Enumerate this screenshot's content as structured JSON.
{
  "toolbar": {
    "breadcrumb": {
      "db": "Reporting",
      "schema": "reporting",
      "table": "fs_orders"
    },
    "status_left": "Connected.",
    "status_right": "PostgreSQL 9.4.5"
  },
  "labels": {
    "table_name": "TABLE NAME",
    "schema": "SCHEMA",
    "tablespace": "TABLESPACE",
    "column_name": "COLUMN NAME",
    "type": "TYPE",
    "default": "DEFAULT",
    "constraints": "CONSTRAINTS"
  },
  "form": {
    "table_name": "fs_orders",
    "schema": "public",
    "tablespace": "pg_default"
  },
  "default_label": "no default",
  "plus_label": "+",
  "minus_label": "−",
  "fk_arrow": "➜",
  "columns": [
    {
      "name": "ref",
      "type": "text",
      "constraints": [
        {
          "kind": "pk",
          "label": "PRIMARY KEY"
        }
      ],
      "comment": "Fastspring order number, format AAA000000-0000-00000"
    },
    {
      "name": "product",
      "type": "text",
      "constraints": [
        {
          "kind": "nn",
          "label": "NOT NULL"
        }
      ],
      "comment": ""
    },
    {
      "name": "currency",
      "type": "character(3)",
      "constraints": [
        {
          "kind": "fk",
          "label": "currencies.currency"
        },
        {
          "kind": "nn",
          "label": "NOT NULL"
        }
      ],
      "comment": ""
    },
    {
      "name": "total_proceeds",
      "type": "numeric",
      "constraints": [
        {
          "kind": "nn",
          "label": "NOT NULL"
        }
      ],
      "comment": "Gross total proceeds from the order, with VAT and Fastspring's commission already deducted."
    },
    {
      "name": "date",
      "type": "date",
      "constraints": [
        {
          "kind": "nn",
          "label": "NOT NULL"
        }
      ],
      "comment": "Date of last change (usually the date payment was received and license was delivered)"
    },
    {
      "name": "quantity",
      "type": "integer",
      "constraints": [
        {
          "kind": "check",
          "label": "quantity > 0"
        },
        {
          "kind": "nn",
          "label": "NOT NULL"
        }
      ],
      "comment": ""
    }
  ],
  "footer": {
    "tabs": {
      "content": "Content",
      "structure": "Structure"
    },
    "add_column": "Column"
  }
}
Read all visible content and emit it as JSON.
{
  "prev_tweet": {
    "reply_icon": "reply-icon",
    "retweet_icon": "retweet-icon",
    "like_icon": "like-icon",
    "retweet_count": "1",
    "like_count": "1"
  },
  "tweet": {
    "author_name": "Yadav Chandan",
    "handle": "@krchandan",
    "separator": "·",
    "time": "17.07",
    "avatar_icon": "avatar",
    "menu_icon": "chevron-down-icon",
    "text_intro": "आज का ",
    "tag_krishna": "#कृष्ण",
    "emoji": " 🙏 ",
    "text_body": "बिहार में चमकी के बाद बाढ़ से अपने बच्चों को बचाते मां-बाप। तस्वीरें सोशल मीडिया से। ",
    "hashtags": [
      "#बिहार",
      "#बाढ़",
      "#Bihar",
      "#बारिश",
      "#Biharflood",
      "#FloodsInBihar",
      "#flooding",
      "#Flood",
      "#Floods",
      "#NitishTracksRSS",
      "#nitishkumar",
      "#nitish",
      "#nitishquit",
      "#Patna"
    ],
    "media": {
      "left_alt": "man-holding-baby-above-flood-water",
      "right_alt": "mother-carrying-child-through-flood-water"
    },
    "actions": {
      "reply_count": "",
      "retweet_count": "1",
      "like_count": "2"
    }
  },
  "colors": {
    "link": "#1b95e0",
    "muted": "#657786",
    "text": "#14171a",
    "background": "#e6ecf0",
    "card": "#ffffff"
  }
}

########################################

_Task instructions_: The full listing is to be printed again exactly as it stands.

_Answer for this exercise_:
Enumerate this screenshot's content as structured JSON.
{
  "toolbar": {
    "breadcrumb": {
      "db": "Reporting",
      "schema": "reporting",
      "table": "fs_orders"
    },
    "status_left": "Connected.",
    "status_right": "PostgreSQL 9.4.5"
  },
  "labels": {
    "table_name": "TABLE NAME",
    "schema": "SCHEMA",
    "tablespace": "TABLESPACE",
    "column_name": "COLUMN NAME",
    "type": "TYPE",
    "default": "DEFAULT",
    "constraints": "CONSTRAINTS"
  },
  "form": {
    "table_name": "fs_orders",
    "schema": "public",
    "tablespace": "pg_default"
  },
  "default_label": "no default",
  "plus_label": "+",
  "minus_label": "−",
  "fk_arrow": "➜",
  "columns": [
    {
      "name": "ref",
      "type": "text",
      "constraints": [
        {
          "kind": "pk",
          "label": "PRIMARY KEY"
        }
      ],
      "comment": "Fastspring order number, format AAA000000-0000-00000"
    },
    {
      "name": "product",
      "type": "text",
      "constraints": [
        {
          "kind": "nn",
          "label": "NOT NULL"
        }
      ],
      "comment": ""
    },
    {
      "name": "currency",
      "type": "character(3)",
      "constraints": [
        {
          "kind": "fk",
          "label": "currencies.currency"
        },
        {
          "kind": "nn",
          "label": "NOT NULL"
        }
      ],
      "comment": ""
    },
    {
      "name": "total_proceeds",
      "type": "numeric",
      "constraints": [
        {
          "kind": "nn",
          "label": "NOT NULL"
        }
      ],
      "comment": "Gross total proceeds from the order, with VAT and Fastspring's commission already deducted."
    },
    {
      "name": "date",
      "type": "date",
      "constraints": [
        {
          "kind": "nn",
          "label": "NOT NULL"
        }
      ],
      "comment": "Date of last change (usually the date payment was received and license was delivered)"
    },
    {
      "name": "quantity",
      "type": "integer",
      "constraints": [
        {
          "kind": "check",
          "label": "quantity > 0"
        },
        {
          "kind": "nn",
          "label": "NOT NULL"
        }
      ],
      "comment": ""
    }
  ],
  "footer": {
    "tabs": {
      "content": "Content",
      "structure": "Structure"
    },
    "add_column": "Column"
  }
}
Read all visible content and emit it as JSON.
{
  "prev_tweet": {
    "reply_icon": "reply-icon",
    "retweet_icon": "retweet-icon",
    "like_icon": "like-icon",
    "retweet_count": "1",
    "like_count": "1"
  },
  "tweet": {
    "author_name": "Yadav Chandan",
    "handle": "@krchandan",
    "separator": "·",
    "time": "17.07",
    "avatar_icon": "avatar",
    "menu_icon": "chevron-down-icon",
    "text_intro": "आज का ",
    "tag_krishna": "#कृष्ण",
    "emoji": " 🙏 ",
    "text_body": "बिहार में चमकी के बाद बाढ़ से अपने बच्चों को बचाते मां-बाप। तस्वीरें सोशल मीडिया से। ",
    "hashtags": [
      "#बिहार",
      "#बाढ़",
      "#Bihar",
      "#बारिश",
      "#Biharflood",
      "#FloodsInBihar",
      "#flooding",
      "#Flood",
      "#Floods",
      "#NitishTracksRSS",
      "#nitishkumar",
      "#nitish",
      "#nitishquit",
      "#Patna"
    ],
    "media": {
      "left_alt": "man-holding-baby-above-flood-water",
      "right_alt": "mother-carrying-child-through-flood-water"
    },
    "actions": {
      "reply_count": "",
      "retweet_count": "1",
      "like_count": "2"
    }
  },
  "colors": {
    "link": "#1b95e0",
    "muted": "#657786",
    "text": "#14171a",
    "background": "#e6ecf0",
    "card": "#ffffff"
  }
}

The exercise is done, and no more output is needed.